Records from a data source
##########

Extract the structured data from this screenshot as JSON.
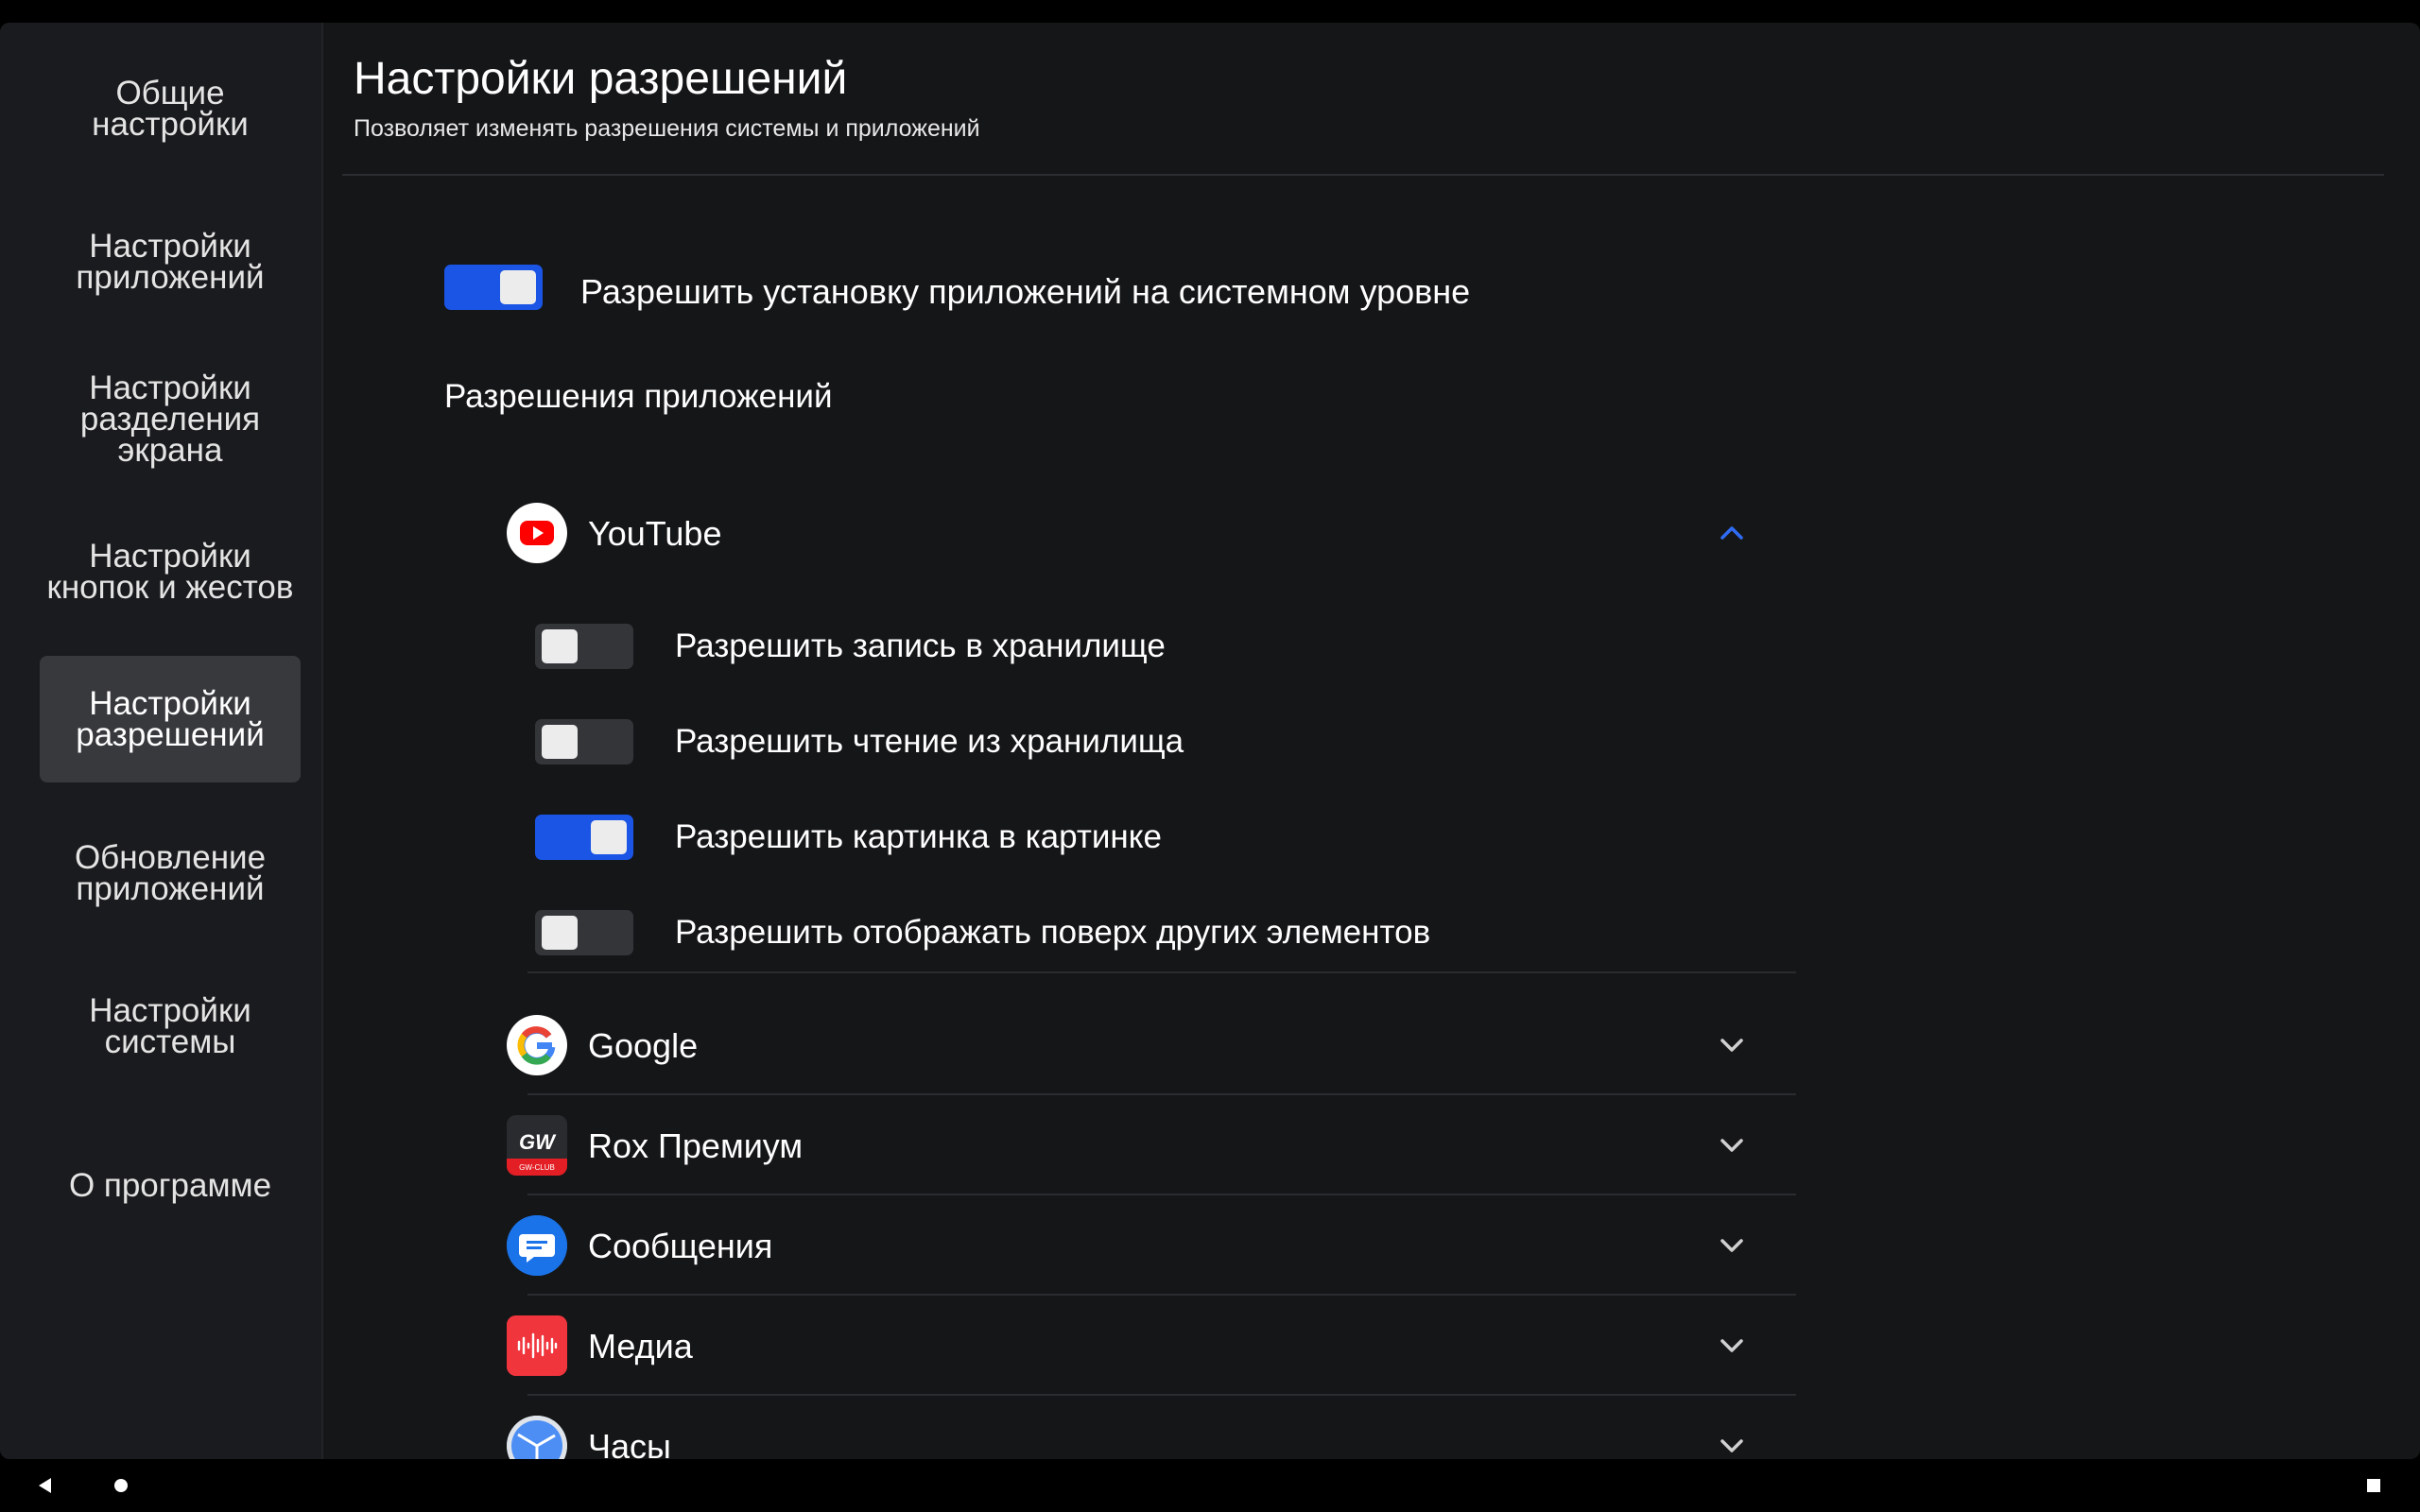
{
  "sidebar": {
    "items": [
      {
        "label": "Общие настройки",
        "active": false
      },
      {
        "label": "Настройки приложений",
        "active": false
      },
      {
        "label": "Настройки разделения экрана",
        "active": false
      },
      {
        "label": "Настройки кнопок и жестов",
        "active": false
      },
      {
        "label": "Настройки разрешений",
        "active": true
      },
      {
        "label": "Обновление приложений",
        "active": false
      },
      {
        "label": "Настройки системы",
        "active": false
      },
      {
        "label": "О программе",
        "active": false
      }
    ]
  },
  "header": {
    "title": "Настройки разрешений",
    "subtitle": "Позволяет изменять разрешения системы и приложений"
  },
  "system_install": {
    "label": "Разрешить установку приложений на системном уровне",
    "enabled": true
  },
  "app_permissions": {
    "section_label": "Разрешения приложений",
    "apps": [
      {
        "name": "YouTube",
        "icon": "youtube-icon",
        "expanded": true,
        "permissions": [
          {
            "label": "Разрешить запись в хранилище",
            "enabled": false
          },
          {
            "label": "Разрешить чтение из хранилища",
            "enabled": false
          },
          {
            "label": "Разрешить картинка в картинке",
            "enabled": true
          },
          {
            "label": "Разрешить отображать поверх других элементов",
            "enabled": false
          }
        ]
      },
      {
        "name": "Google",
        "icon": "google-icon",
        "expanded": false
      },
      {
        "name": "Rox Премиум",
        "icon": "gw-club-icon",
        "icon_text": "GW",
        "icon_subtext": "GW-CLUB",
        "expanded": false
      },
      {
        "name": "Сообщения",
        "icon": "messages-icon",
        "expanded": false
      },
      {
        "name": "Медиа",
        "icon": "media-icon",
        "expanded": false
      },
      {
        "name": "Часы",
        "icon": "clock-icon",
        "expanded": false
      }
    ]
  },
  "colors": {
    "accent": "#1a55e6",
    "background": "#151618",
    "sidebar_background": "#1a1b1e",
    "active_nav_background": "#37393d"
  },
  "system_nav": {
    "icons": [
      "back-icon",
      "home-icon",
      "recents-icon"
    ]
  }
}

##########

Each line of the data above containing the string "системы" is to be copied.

        "label": "Настройки системы",
    "subtitle": "Позволяет изменять разрешения системы и приложений"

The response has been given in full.